Wind Turbine and Wind Farm Wakes

SNIC 2017/11-10


SNAC Large

Principal Investigator:

Stefan Ivanell


Uppsala universitet

Start Date:


End Date:


Primary Classification:

20306: Strömningsmekanik och akustik

Secondary Classification:

20304: Energiteknik

Tertiary Classification:

20301: Teknisk mekanik

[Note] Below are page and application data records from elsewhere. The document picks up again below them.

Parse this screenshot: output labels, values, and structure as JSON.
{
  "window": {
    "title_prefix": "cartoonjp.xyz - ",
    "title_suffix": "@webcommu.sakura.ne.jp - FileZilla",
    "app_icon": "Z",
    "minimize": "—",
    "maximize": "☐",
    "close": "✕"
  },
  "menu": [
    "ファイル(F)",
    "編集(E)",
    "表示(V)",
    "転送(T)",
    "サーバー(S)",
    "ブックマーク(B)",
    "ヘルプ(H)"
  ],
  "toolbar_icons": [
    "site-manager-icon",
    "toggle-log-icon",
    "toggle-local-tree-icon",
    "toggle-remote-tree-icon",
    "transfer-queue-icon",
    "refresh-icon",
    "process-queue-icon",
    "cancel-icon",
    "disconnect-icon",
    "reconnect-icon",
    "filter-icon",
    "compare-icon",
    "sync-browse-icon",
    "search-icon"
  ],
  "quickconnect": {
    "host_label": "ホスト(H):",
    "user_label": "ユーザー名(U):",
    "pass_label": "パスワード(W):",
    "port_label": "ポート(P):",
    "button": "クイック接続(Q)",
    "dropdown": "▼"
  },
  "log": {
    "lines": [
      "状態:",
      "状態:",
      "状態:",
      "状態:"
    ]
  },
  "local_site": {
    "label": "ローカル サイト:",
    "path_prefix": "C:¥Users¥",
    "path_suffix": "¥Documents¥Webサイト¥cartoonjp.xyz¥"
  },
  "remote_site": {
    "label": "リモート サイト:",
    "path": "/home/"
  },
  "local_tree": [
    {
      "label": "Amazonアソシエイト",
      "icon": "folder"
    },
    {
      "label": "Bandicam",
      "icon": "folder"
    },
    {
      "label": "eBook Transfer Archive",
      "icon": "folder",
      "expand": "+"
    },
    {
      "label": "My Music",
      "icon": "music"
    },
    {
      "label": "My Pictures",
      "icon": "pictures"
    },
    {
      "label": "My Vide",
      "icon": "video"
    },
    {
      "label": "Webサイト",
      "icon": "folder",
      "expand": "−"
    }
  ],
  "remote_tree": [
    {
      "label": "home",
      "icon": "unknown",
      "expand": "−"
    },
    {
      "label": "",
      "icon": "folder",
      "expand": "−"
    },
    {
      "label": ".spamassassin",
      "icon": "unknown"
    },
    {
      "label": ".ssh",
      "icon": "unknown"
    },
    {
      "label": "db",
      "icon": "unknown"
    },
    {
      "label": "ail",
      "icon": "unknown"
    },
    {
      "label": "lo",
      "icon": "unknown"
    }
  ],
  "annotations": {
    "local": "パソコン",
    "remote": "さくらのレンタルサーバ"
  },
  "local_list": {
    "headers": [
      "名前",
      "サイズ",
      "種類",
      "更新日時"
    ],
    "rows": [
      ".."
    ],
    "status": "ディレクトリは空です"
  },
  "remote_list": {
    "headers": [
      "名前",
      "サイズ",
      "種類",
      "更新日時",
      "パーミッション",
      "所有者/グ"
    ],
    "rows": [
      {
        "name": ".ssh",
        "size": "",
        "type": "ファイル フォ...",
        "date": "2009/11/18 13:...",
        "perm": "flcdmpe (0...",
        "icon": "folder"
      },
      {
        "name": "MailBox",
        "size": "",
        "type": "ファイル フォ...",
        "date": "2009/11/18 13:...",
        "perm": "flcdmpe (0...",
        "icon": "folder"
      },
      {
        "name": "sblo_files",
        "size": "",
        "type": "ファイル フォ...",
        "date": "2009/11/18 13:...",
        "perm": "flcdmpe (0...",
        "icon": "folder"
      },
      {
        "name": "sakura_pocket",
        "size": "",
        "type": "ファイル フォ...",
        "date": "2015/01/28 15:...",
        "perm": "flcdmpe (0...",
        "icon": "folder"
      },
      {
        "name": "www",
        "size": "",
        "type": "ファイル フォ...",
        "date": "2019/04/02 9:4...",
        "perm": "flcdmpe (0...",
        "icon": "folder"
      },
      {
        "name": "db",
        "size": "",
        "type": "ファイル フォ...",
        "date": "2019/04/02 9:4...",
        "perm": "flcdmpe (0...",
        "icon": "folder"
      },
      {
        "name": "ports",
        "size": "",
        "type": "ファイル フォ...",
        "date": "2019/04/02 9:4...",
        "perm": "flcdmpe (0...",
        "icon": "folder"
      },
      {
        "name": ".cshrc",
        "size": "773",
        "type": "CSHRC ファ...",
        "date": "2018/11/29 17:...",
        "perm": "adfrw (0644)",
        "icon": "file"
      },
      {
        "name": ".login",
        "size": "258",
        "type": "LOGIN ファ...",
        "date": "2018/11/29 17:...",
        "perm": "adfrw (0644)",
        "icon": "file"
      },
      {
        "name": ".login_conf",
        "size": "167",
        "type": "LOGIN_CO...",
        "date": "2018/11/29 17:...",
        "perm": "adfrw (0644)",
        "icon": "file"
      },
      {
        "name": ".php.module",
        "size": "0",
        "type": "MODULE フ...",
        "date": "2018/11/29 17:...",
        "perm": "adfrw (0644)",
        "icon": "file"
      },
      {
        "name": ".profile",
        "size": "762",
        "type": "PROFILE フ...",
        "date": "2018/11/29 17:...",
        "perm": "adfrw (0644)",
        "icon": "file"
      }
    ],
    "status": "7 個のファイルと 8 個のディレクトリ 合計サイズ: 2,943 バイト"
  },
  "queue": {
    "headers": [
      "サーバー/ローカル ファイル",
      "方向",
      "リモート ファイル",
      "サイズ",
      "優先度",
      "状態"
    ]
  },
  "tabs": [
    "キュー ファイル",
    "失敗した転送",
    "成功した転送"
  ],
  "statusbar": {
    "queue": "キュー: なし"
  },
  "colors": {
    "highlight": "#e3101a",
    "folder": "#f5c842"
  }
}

Our group at Uppsala University Campus Gotland has been performing research on wind turbine wakes for more than a decade. We are interested in improving knowledge about the fundamentals of wake dynamics, validating and improving wind turbine aerodynamic models, for example over forested and complex terrain characteristic of the Swedish landscape, and under different atmospheric stability conditions. We are also studying more practical problems regarding the control and optimization of large wind farms, where we are aiming at increasing the production while minimizing turbine loadings. The amount of wind power development in Europe has reached a level where it has become important to investigate the effect of wind farms on each other; this is also one of the main issues we are interested in. It is important to mention that our participation to two annexes from the International Energy Agency has made possible an access to experimental data, which is a key issue for most of the studies we are performing. Data measured on LIDARs upstream and in the wake of wind turbines has also recently been made available for comparison purposes. Metmast data measured on a 180-m tower that we have access to is now being used in an international benchmark exercise investigating the capability of today’s microscale models in modeling the flow under complex and forested conditions. The group also established a close collaboration with The Technical University of Denmark (DTU) which has resulted in a very fruitful collaboration. Our calculations are performed using the code EllipSys3D, developed at Risø/DTU, which makes use of Large-Eddy Simulations. One researcher in our group experienced with using the platform OpenFoam to perform Large-Eddy Simulations will be actively involved different projects requiring a great amount of computational resources. The simulations we are performing are quite demanding. The amount of projects we are involved in as well as the increase in the number of researchers in our group has resulted in an increase in computational resources that are needed by our group to fulfill its research goals. The present application summarizes in detail work that has been performed by our group since July 2016, using SNIC resources, as well the projects that are planned for in the next year. Our group is in a very good position to successfully perform different calculations whose implications are important both for an increase in the fundamental understanding of wake behavior as well as more practical information that can be very useful for the industry. Our international recognition in performing Large Eddy Simulations resulted in an invitation to write a review paper on the subject, which was recently published in the Philosophical Transactions of the Royal Society A. this would not have been possible without access to large computation resources like those granted from SNIC. We acknowledge SNIC for the work that we could perform up to now, and we hope that the present demand will result in a positive outcome, allowing us to fulfill the projects we have planned for.